"I have at least one close call a week, where I'm helping someone whose car has broken down and a driver speeds by just inches from me," says Al Lam, Tow Truck Driver and Roadside Assistance Service Tech with BCAA. "I can actually feel the gust of air from the car on my back."
BCAA commissioned the survey to improve driver awareness of the existing Slow Down, Move Over law, and to help remind drivers how to safely drive past a roadside scene.
According to the survey, which was commissioned by BCAA and conducted by Insights West, the problem is widespread. Almost half (48%) of those surveyed have witnessed drivers speed by a roadside scene and 46 percent have seen drivers zoom by too close to the scene, with 43 percent noting abrupt lane changes. 'Rubbernecking,' which slows and distracts drivers, is the most common behavior at 79 percent, while 11 percent have seen drivers nearly hit roadside workers or someone involved in the scene.
So, what is the Slow Down, Move Over law? In British Columbia, the law requires drivers to slow down and move over for any vehicle stopped alongside the road that has flashing red, blue or yellow lights. Doing so gives roadside workers enough room to safely do their jobs. Workers using vehicles with either red, blue or yellow lights include tow truck operators, roadside assistance techs, road maintenance and utility crews, police, firefighters, emergency responders and more.
According to the law, motorists must slow their speed to 70 km/h when in an 80km/h or over zone and 40 km/h when in an under-80 km/h zone.
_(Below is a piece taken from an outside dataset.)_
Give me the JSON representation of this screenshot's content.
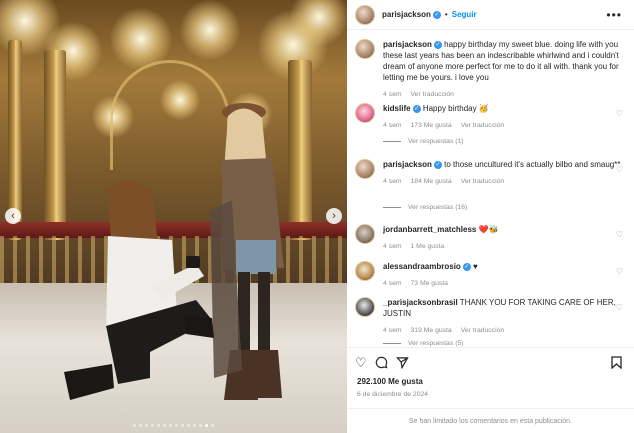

If travelling on a multi-lane road, and it's safe to do so, drivers must also move into the other lane going in the same direction to drive past any stopped vehicle with flashing lights. Failure to do so can result in a $173 fine and three demerit points.
BCAA's survey shows that, while the majority of drivers, 84 percent, claim to be aware of the Slow Down, Move Over law, they, when put to the test, came up short on what the law entails. Over 80 percent incorrectly identified the speed reduction required by the law, 59 percent are unaware of which coloured flashing lights are indicators to follow the law and almost half, 43 percent, don't know that they need to change lanes.
In terms of why drivers are so careless when passing roadside scenes, 78 percent chalked it up to rushing and distracted driving, while 77 percent believe that drivers know there is a law, but don't know what to do. 64 percent believe drivers know the law, but choose to ignore it.
"Ultimately, it's about driver education and empathy," said Lam. "All we ask is if you see something on the road that might slow you down, understand that it's probably someone like me, doing my job at roadside; someone who just wants to get home safely to his family."
To learn more about the Slow Down, Move over law and BCAA's survey results, visit bcaa.com/slowdownmoveover